* **ACTIVITY**
Look at each line of the listing. Copy those that hold the string "Gerenciamento".

* **SUPPLIED RECORDS**
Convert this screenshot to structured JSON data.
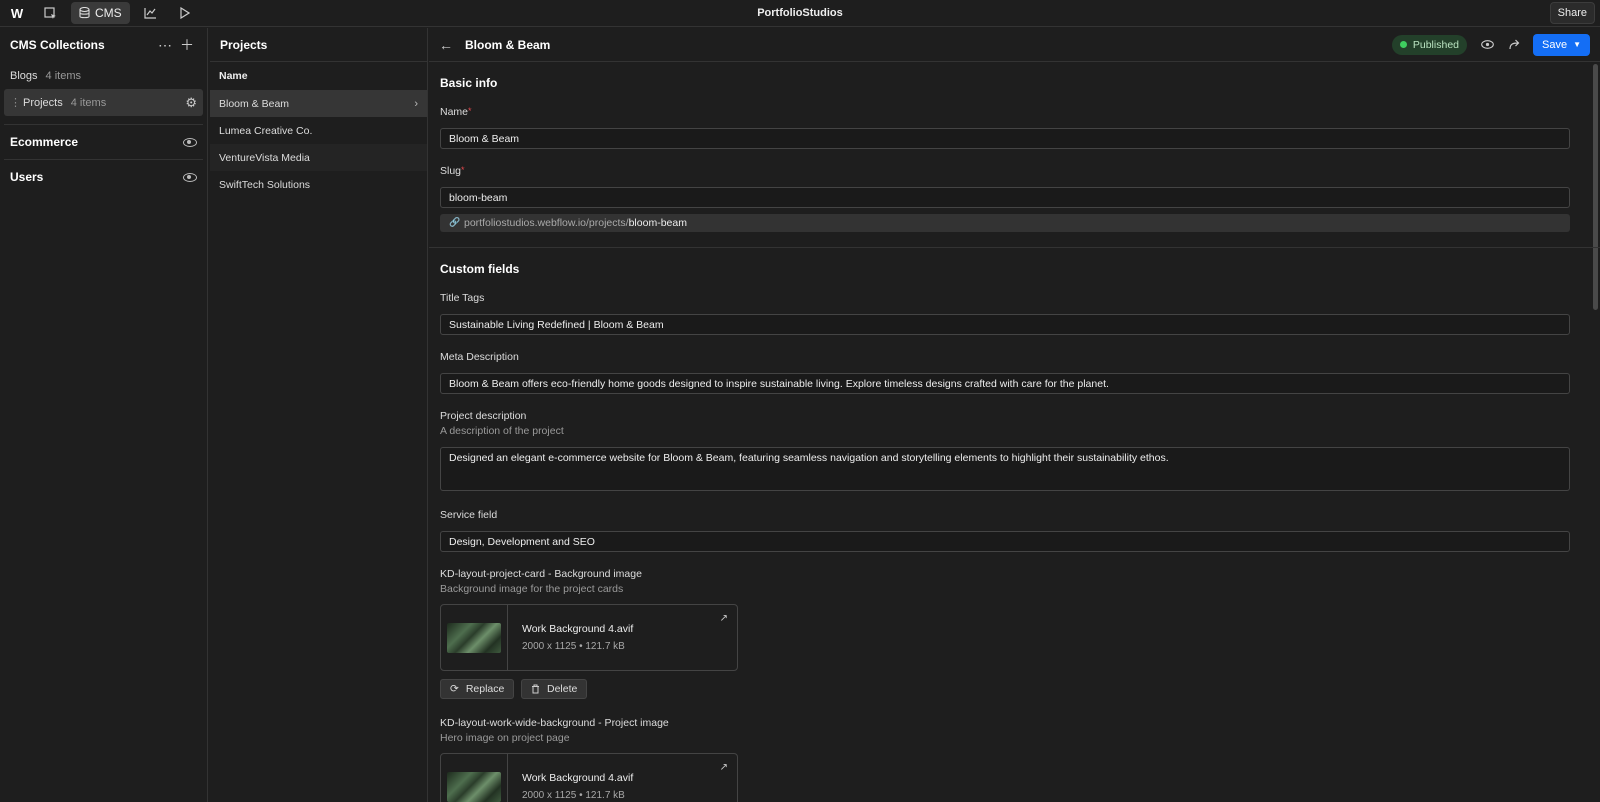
{
  "topbar": {
    "logo": "W",
    "cms_label": "CMS",
    "app_title": "PortfolioStudios",
    "share_label": "Share"
  },
  "collections": {
    "title": "CMS Collections",
    "items": [
      {
        "name": "Blogs",
        "count": "4 items"
      },
      {
        "name": "Projects",
        "count": "4 items"
      }
    ],
    "sections": [
      "Ecommerce",
      "Users"
    ]
  },
  "projects": {
    "title": "Projects",
    "column_header": "Name",
    "rows": [
      "Bloom & Beam",
      "Lumea Creative Co.",
      "VentureVista Media",
      "SwiftTech Solutions"
    ]
  },
  "editor": {
    "item_title": "Bloom & Beam",
    "status": "Published",
    "save_label": "Save",
    "basic_info": "Basic info",
    "name_label": "Name",
    "name_value": "Bloom & Beam",
    "slug_label": "Slug",
    "slug_value": "bloom-beam",
    "slug_url_base": "portfoliostudios.webflow.io/projects/",
    "slug_url_slug": "bloom-beam",
    "custom_fields": "Custom fields",
    "title_tags_label": "Title Tags",
    "title_tags_value": "Sustainable Living Redefined | Bloom & Beam",
    "meta_desc_label": "Meta Description",
    "meta_desc_value": "Bloom & Beam offers eco-friendly home goods designed to inspire sustainable living. Explore timeless designs crafted with care for the planet.",
    "project_desc_label": "Project description",
    "project_desc_hint": "A description of the project",
    "project_desc_value": "Designed an elegant e-commerce website for Bloom & Beam, featuring seamless navigation and storytelling elements to highlight their sustainability ethos.",
    "service_label": "Service field",
    "service_value": "Design, Development and SEO",
    "bg_image_label": "KD-layout-project-card - Background image",
    "bg_image_hint": "Background image for the project cards",
    "bg_image_file": "Work Background 4.avif",
    "bg_image_meta": "2000 x 1125 • 121.7 kB",
    "replace_label": "Replace",
    "delete_label": "Delete",
    "proj_image_label": "KD-layout-work-wide-background - Project image",
    "proj_image_hint": "Hero image on project page",
    "proj_image_file": "Work Background 4.avif",
    "proj_image_meta": "2000 x 1125 • 121.7 kB"
  },
  "colors": {
    "accent": "#146ef5",
    "published": "#3ecf5f",
    "required": "#e5484d"
  }
}
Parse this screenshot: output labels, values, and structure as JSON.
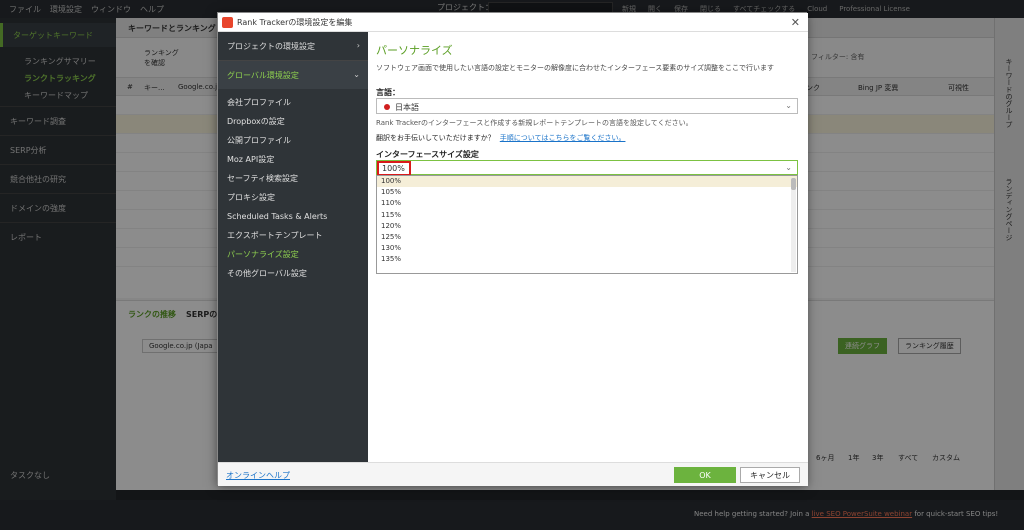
{
  "menubar": {
    "items": [
      "ファイル",
      "環境設定",
      "ウィンドウ",
      "ヘルプ"
    ],
    "project_label": "プロジェクト："
  },
  "toolbar_right": {
    "items": [
      "新規",
      "開く",
      "保存",
      "閉じる",
      "すべてチェックする",
      "Cloud",
      "Professional License"
    ]
  },
  "sidebar": {
    "target_keywords": "ターゲットキーワード",
    "subs": [
      "ランキングサマリー",
      "ランクトラッキング",
      "キーワードマップ"
    ],
    "sections": [
      "キーワード調査",
      "SERP分析",
      "競合他社の研究",
      "ドメインの強度",
      "レポート"
    ],
    "tasks": "タスクなし"
  },
  "main": {
    "tab_title": "キーワードとランキング",
    "check_rank": "ランキング\nを確認",
    "filter_placeholder": "フィルター: 含有",
    "grid_headers": [
      "#",
      "キー...",
      "Google.co.jp",
      "ンク",
      "Bing JP 変異",
      "可視性"
    ],
    "lower_tabs": [
      "ランクの推移",
      "SERPの..."
    ],
    "engine_select": "Google.co.jp (Japa",
    "graph_btn": "連続グラフ",
    "history_btn": "ランキング履歴",
    "ranges": [
      "6ヶ月",
      "1年",
      "3年",
      "すべて",
      "カスタム"
    ]
  },
  "rightbar": {
    "tab1": "キーワードのグループ",
    "tab2": "ランディングページ"
  },
  "bottombar": {
    "pre": "Need help getting started? Join a ",
    "link": "live SEO PowerSuite webinar",
    "post": " for quick-start SEO tips!"
  },
  "dialog": {
    "title": "Rank Trackerの環境設定を編集",
    "left": {
      "project_settings": "プロジェクトの環境設定",
      "global_settings": "グローバル環境設定",
      "items": [
        "会社プロファイル",
        "Dropboxの設定",
        "公開プロファイル",
        "Moz API設定",
        "セーフティ検索設定",
        "プロキシ設定",
        "Scheduled Tasks & Alerts",
        "エクスポートテンプレート",
        "パーソナライズ設定",
        "その他グローバル設定"
      ]
    },
    "right": {
      "title": "パーソナライズ",
      "desc": "ソフトウェア画面で使用したい言語の設定とモニターの解像度に合わせたインターフェース要素のサイズ調整をここで行います",
      "lang_label": "言語：",
      "lang_value": "日本語",
      "lang_note": "Rank Trackerのインターフェースと作成する新規レポートテンプレートの言語を設定してください。",
      "trans_q": "翻訳をお手伝いしていただけますか？",
      "trans_link": "手順についてはこちらをご覧ください。",
      "size_label": "インターフェースサイズ設定",
      "size_value": "100%",
      "size_options": [
        "100%",
        "105%",
        "110%",
        "115%",
        "120%",
        "125%",
        "130%",
        "135%"
      ]
    },
    "footer": {
      "help": "オンラインヘルプ",
      "ok": "OK",
      "cancel": "キャンセル"
    }
  }
}
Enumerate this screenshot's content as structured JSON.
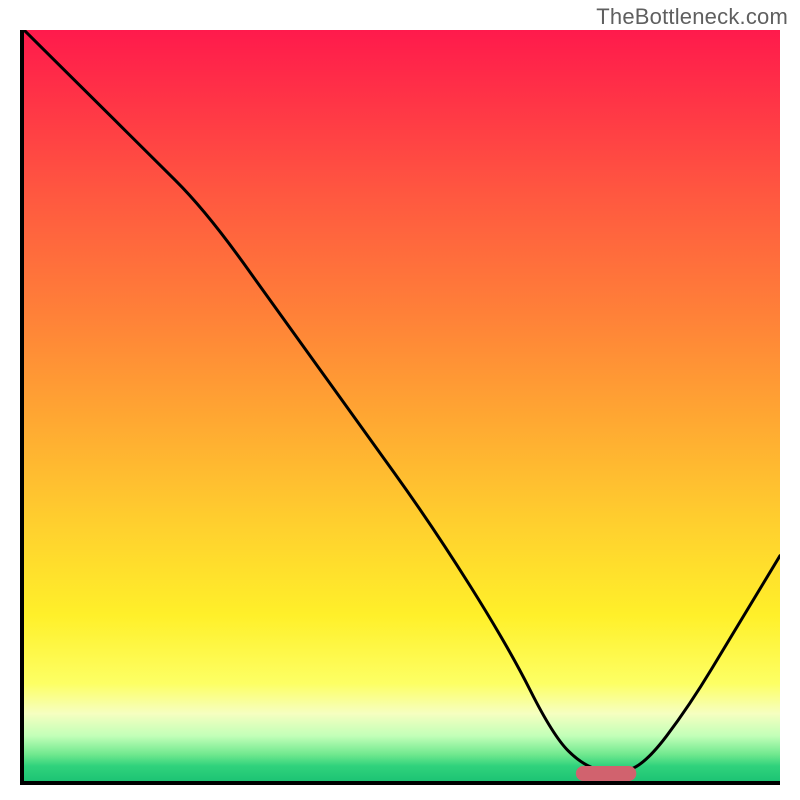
{
  "watermark": "TheBottleneck.com",
  "colors": {
    "axis": "#000000",
    "curve": "#000000",
    "marker": "#d1626e",
    "gradient_top": "#ff1a4c",
    "gradient_bottom": "#1dc474"
  },
  "chart_data": {
    "type": "line",
    "title": "",
    "xlabel": "",
    "ylabel": "",
    "xlim": [
      0,
      100
    ],
    "ylim": [
      0,
      100
    ],
    "grid": false,
    "legend": false,
    "description": "Single black curve over a vertical red-to-green heat gradient. Curve starts near top-left, descends steeply with a slight knee around x≈24, reaches a flat minimum around x≈72–80 at y≈0, then rises to about y≈30 at the right edge. A small salmon pill marks the minimum.",
    "series": [
      {
        "name": "curve",
        "x": [
          0,
          8,
          16,
          24,
          34,
          44,
          54,
          64,
          70,
          74,
          78,
          82,
          88,
          94,
          100
        ],
        "y": [
          100,
          92,
          84,
          76,
          62,
          48,
          34,
          18,
          6,
          2,
          1,
          2,
          10,
          20,
          30
        ]
      }
    ],
    "marker": {
      "x_center": 77,
      "y": 1,
      "width": 8,
      "height": 2
    },
    "background_gradient_stops": [
      {
        "pos": 0,
        "color": "#ff1a4c"
      },
      {
        "pos": 0.22,
        "color": "#ff5840"
      },
      {
        "pos": 0.52,
        "color": "#ffa832"
      },
      {
        "pos": 0.78,
        "color": "#fff02a"
      },
      {
        "pos": 0.91,
        "color": "#f6ffc0"
      },
      {
        "pos": 0.97,
        "color": "#30d27c"
      },
      {
        "pos": 1.0,
        "color": "#1dc474"
      }
    ]
  }
}
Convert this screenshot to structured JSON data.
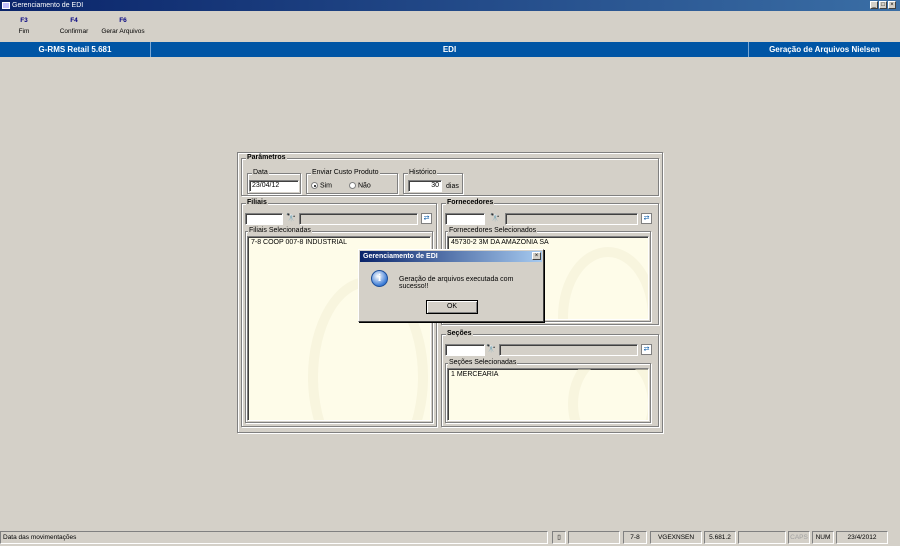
{
  "window": {
    "title": "Gerenciamento de EDI"
  },
  "toolbar": {
    "items": [
      {
        "key": "F3",
        "label": "Fim"
      },
      {
        "key": "F4",
        "label": "Confirmar"
      },
      {
        "key": "F6",
        "label": "Gerar Arquivos"
      }
    ]
  },
  "header": {
    "product": "G-RMS Retail 5.681",
    "module": "EDI",
    "screen": "Geração de Arquivos Nielsen"
  },
  "parametros": {
    "title": "Parâmetros",
    "data_label": "Data",
    "data_value": "23/04/12",
    "custo_label": "Enviar Custo Produto",
    "custo_sim": "Sim",
    "custo_nao": "Não",
    "custo_selected": "Sim",
    "historico_label": "Histórico",
    "historico_value": "30",
    "historico_unit": "dias"
  },
  "filiais": {
    "title": "Filiais",
    "list_label": "Filiais Selecionadas",
    "items": [
      "7-8 COOP 007-8  INDUSTRIAL"
    ]
  },
  "fornecedores": {
    "title": "Fornecedores",
    "list_label": "Fornecedores Selecionados",
    "items": [
      "45730-2 3M DA AMAZONIA SA"
    ]
  },
  "secoes": {
    "title": "Seções",
    "list_label": "Seções Selecionadas",
    "items": [
      "1 MERCEARIA"
    ]
  },
  "dialog": {
    "title": "Gerenciamento de EDI",
    "message": "Geração de arquivos executada com sucesso!!",
    "ok_label": "OK",
    "icon": "info-icon"
  },
  "statusbar": {
    "message": "Data das movimentações",
    "filial": "7-8",
    "program": "VGEXNSEN",
    "version": "5.681.2",
    "caps": "CAPS",
    "num": "NUM",
    "date": "23/4/2012"
  },
  "colors": {
    "header_bg": "#0055a5",
    "titlebar_bg": "#0a246a",
    "list_bg": "#fefce9",
    "window_bg": "#d4d0c8"
  }
}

* **EXERCISE ANSWER**
    "title": "Gerenciamento de EDI"
    "title": "Gerenciamento de EDI",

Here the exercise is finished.